.. And an earlier time when the flowers were not stained with blood, the moon with blood clots.
This excerpt from Pablo Neruda’s Oh, My Lost City is where Our Moon Has Blood Clots by Rahul Pandita got its title. It is deeply evocative, and strikingly apt.
Kashmir is often described by many admirers as heaven on earth. This elysian land has the picturesque beauty that has prompted many authors, lovers and poets to write and sing beautiful renditions about it. What happens when this land is wrought with terror, massacre and self-righteous cleansing of the native residents of that land?

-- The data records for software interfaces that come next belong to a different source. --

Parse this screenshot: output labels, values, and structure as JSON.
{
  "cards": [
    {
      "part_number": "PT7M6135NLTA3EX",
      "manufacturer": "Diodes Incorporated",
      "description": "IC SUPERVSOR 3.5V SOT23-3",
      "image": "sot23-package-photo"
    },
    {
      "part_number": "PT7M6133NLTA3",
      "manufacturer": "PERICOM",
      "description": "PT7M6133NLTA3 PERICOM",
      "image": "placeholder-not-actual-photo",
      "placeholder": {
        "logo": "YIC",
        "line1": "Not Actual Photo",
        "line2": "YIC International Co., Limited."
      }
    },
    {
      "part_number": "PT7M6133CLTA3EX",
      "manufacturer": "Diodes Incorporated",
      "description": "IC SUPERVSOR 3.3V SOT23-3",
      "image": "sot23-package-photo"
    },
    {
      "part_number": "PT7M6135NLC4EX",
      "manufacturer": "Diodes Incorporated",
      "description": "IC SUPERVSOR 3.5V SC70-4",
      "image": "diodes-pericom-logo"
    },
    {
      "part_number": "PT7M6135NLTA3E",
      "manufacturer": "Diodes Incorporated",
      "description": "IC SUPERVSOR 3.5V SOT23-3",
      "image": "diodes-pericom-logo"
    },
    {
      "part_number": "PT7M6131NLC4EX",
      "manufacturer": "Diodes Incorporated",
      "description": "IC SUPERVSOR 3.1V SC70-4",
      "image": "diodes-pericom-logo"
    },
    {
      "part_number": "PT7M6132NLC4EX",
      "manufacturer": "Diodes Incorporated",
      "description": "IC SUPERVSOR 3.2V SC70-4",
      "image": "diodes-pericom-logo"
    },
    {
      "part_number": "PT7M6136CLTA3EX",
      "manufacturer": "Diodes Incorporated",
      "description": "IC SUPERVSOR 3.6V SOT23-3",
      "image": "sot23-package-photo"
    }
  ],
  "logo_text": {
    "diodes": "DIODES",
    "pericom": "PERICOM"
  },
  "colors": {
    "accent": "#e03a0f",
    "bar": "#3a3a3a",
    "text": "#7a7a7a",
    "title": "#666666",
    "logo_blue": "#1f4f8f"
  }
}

Those very unspeakable sentiments, sentiments of those who were purged from their own land, those who witnessed the killings of their own people and those who were helpless, are captured in this tell-all book.
The book begins with the author recalling an incident that branded him as someone who had been exiled. He is given half slices of shriveled tomatoes which he compares to the lush garden his family had owned back in Kashmir. And the result is heart-wrenching. Just a young boy of fourteen, when hordes of lives were uprooted, the author self-admittedly does not understand the gravity of the situation and hence throws the tomato away. As the book moves on, the specifics of the killings are macabre. The book, written in first person, gives a blow by blow account of the mass killings, exodus and helplessness of the people.
The book is split in three parts. The first part tells us about the life in Kashmir pre-exodus. The author recounts an old fable regarding the creation of his community, and how their goddess always protects them. This is a strong bond that ties every Kashmiri Pandit together. He goes on to explain how Kashmiri Pandits prioritise education above all and familiarises the readers with the community by writing about a Kashmiri Pandit’s traits and way of life. Hindu and Muslim traditions and festivals were intricately weaved in everyone’s lives. The author’s family used to offer Shivratri delicacies to their Muslim neighbours and be offered delicacies by them.
Slowly, portents of the exodus started showing up on their doorsteps, literally. The Muslim milkman giving cryptic warnings, bouts of violence after an India-Pakistan match and other such spurts of disagreements, blew up to a forced mass exodus of the Kashmiri Pandits from their homeland, where they were born, nurtured and where their older generations lay to rest. The author describes the torture and carnage with ferocious detailing, which makes the reader cringe with empathy. The militants are foreign tribal invaders from across the border, feared by all.
The third part tells the story of the exiled families, how they cope with the drastically changed situation. The new living conditions were deplorable. Many of the rooms rented out to the people were shanties, with shoddy work done to convert it to a room, threatening to crash just with a little pressure. Yet, the people lived on, buried their emotions and feelings of homelessness. Quiet resilience was the order of the day.
The book chronicles those times and the unspoken words therein. It tells us about the apathy and indifference that Kashmiri Pandits faced and continue to face, by the media and government. The anguish and hurt are still burning. Even though it has been a few years, the wounds will always be open, albeit passively.
A sharp read, acquire this book for some insight into the plight of Kashmiri Pandits, or just to awaken your emotions. It doesn’t disappoint.
-written by Priyanka Pimpale